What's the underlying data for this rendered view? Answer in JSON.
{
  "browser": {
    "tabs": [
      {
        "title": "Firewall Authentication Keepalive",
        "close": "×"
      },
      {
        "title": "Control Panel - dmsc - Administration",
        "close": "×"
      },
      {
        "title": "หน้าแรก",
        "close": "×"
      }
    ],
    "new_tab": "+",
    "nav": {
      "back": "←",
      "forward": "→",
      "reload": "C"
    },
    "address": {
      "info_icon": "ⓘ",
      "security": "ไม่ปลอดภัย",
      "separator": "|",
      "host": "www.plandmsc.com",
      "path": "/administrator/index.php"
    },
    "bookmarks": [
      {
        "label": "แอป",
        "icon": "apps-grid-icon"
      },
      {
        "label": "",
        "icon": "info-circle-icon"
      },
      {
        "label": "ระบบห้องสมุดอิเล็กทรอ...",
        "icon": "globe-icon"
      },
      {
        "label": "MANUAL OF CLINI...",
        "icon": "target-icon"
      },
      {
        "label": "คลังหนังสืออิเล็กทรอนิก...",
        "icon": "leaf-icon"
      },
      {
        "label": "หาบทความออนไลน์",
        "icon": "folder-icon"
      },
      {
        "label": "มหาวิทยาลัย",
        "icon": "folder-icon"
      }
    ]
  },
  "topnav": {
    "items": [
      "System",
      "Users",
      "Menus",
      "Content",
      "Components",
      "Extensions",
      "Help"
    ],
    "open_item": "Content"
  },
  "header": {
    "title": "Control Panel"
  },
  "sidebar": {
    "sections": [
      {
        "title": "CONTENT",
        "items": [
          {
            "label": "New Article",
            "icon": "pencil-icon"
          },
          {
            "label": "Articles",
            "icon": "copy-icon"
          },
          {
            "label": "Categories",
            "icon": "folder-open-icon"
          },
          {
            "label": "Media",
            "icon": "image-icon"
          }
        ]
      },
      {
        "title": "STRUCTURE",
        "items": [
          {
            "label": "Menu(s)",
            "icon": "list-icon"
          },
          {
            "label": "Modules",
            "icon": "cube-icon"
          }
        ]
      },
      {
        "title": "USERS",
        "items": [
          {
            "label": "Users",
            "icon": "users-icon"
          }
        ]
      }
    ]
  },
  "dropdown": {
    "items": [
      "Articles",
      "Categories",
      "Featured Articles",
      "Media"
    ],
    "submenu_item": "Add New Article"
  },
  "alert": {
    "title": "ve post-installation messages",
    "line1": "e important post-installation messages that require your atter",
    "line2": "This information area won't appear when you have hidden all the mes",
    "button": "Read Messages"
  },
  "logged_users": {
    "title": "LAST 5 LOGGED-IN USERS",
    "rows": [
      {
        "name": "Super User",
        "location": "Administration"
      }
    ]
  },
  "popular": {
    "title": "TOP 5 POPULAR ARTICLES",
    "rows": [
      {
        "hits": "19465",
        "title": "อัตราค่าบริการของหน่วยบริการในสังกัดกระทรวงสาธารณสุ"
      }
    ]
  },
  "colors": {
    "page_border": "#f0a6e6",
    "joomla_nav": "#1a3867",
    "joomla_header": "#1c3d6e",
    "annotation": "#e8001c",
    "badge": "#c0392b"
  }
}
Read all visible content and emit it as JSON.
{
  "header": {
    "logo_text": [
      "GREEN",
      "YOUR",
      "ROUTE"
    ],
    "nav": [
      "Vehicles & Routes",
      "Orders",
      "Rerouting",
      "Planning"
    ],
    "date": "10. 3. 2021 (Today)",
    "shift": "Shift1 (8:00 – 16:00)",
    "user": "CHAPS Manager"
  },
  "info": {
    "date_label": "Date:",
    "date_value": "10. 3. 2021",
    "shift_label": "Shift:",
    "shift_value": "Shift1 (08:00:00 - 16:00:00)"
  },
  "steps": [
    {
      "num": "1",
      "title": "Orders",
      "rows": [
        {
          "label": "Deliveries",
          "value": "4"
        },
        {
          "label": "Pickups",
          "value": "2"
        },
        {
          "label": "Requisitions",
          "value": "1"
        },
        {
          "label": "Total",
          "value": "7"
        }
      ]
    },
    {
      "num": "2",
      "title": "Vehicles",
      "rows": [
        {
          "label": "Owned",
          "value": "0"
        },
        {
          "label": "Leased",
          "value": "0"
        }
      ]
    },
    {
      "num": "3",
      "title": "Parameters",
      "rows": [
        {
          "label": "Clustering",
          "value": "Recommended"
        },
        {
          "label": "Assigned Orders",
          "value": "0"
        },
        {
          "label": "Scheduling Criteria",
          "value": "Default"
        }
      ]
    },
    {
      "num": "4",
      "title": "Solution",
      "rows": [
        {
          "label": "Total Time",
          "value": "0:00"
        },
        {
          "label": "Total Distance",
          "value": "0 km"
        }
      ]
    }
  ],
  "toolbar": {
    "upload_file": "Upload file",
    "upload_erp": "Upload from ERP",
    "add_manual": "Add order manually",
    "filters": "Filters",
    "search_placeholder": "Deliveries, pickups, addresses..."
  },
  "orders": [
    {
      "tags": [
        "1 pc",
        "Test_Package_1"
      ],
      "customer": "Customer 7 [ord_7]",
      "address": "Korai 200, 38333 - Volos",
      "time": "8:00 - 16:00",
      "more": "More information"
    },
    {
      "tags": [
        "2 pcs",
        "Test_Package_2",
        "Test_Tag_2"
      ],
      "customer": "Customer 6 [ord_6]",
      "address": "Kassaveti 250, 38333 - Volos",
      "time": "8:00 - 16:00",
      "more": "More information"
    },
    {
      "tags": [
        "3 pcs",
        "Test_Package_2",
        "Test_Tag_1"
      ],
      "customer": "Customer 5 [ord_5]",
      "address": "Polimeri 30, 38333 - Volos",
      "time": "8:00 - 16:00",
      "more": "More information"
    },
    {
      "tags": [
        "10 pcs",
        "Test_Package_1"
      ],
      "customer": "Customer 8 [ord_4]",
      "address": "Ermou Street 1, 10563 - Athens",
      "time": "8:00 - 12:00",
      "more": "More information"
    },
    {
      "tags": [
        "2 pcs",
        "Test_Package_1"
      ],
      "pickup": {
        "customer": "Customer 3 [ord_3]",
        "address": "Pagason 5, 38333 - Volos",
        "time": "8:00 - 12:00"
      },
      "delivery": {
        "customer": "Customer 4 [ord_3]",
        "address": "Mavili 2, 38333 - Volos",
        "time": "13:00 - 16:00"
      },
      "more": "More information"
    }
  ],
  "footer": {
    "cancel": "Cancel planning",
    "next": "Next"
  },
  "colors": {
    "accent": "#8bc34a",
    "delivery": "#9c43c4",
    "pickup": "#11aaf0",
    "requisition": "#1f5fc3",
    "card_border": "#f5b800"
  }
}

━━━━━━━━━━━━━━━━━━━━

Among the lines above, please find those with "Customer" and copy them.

SOLUTION FOR THIS TASK:
      "customer": "Customer 7 [ord_7]",
      "customer": "Customer 6 [ord_6]",
      "customer": "Customer 5 [ord_5]",
      "customer": "Customer 8 [ord_4]",
        "customer": "Customer 3 [ord_3]",
        "customer": "Customer 4 [ord_3]",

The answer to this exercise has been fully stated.